## Activity
Report the count of lines in the records below that hold the word "title", omitting everything but the number.

## Data section

::::::

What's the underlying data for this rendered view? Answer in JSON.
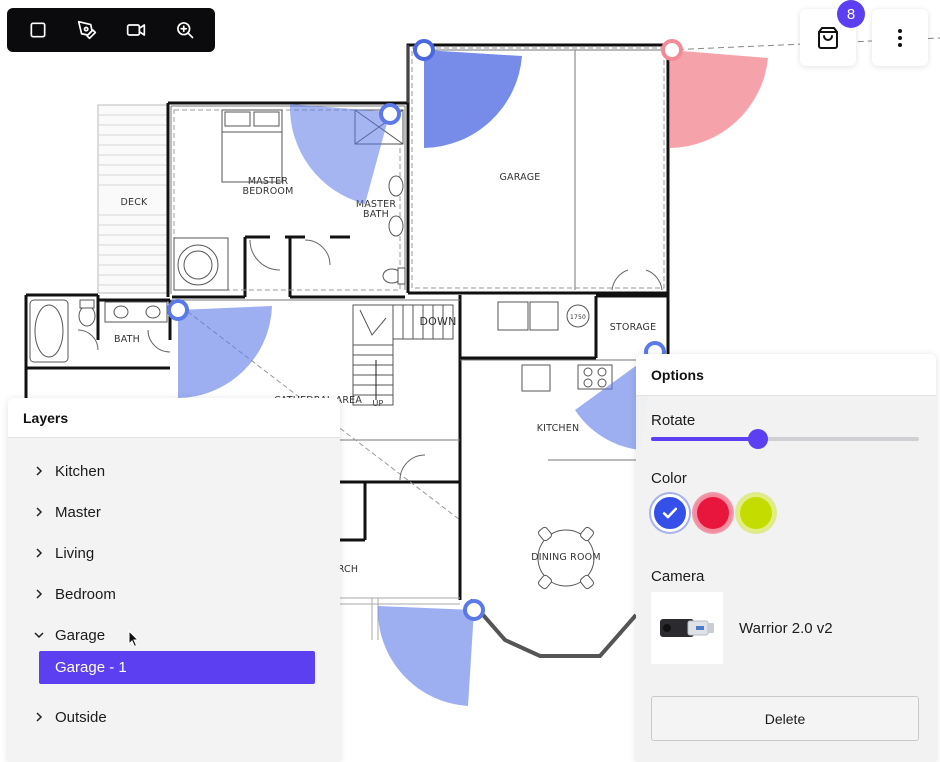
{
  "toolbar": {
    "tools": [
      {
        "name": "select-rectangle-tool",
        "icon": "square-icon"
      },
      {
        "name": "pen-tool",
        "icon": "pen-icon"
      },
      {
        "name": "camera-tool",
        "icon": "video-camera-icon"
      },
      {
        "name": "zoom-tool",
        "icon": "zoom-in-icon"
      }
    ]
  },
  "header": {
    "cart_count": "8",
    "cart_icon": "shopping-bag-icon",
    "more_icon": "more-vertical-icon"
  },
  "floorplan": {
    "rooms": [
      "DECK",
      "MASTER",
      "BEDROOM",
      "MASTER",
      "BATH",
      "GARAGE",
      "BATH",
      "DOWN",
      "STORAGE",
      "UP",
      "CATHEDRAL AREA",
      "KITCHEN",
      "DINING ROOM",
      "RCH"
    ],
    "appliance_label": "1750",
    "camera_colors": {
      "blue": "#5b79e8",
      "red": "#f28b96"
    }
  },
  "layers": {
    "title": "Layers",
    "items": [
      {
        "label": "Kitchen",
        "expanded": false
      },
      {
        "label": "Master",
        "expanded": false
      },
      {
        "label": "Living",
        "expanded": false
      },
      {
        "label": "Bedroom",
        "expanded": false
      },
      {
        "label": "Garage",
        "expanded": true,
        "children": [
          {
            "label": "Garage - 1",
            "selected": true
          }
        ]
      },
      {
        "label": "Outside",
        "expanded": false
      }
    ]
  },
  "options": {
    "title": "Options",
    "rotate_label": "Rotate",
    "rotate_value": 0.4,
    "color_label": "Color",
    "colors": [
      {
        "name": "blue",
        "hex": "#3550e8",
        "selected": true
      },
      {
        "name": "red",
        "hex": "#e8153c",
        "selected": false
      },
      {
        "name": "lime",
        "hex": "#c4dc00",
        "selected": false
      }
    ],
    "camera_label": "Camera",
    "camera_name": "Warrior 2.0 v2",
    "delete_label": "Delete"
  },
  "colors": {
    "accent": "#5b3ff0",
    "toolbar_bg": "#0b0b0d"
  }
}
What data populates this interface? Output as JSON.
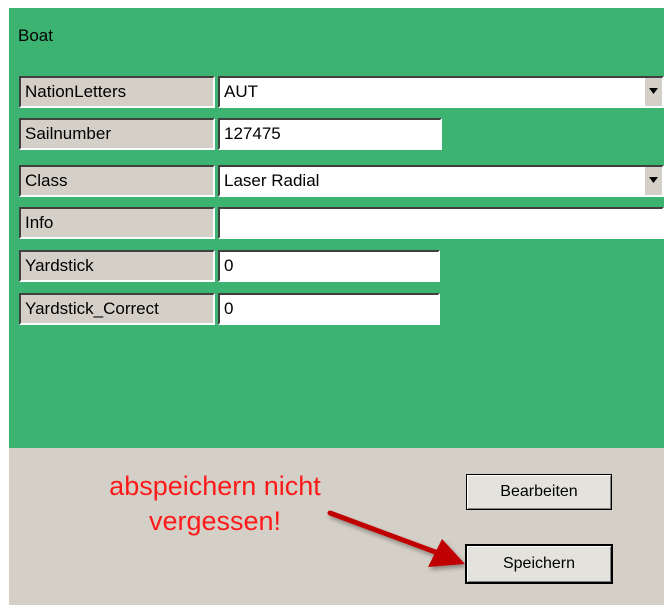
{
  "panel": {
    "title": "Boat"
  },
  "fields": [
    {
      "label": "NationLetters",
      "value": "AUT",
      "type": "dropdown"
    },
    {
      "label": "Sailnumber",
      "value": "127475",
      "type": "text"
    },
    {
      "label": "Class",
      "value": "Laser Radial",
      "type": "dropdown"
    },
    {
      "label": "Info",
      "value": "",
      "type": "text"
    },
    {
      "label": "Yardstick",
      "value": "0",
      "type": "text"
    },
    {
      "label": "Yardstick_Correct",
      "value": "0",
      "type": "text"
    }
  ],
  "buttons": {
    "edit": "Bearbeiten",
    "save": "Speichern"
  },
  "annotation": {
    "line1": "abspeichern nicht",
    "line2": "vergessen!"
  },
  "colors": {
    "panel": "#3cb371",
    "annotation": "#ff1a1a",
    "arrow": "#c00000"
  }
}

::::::

## Response
3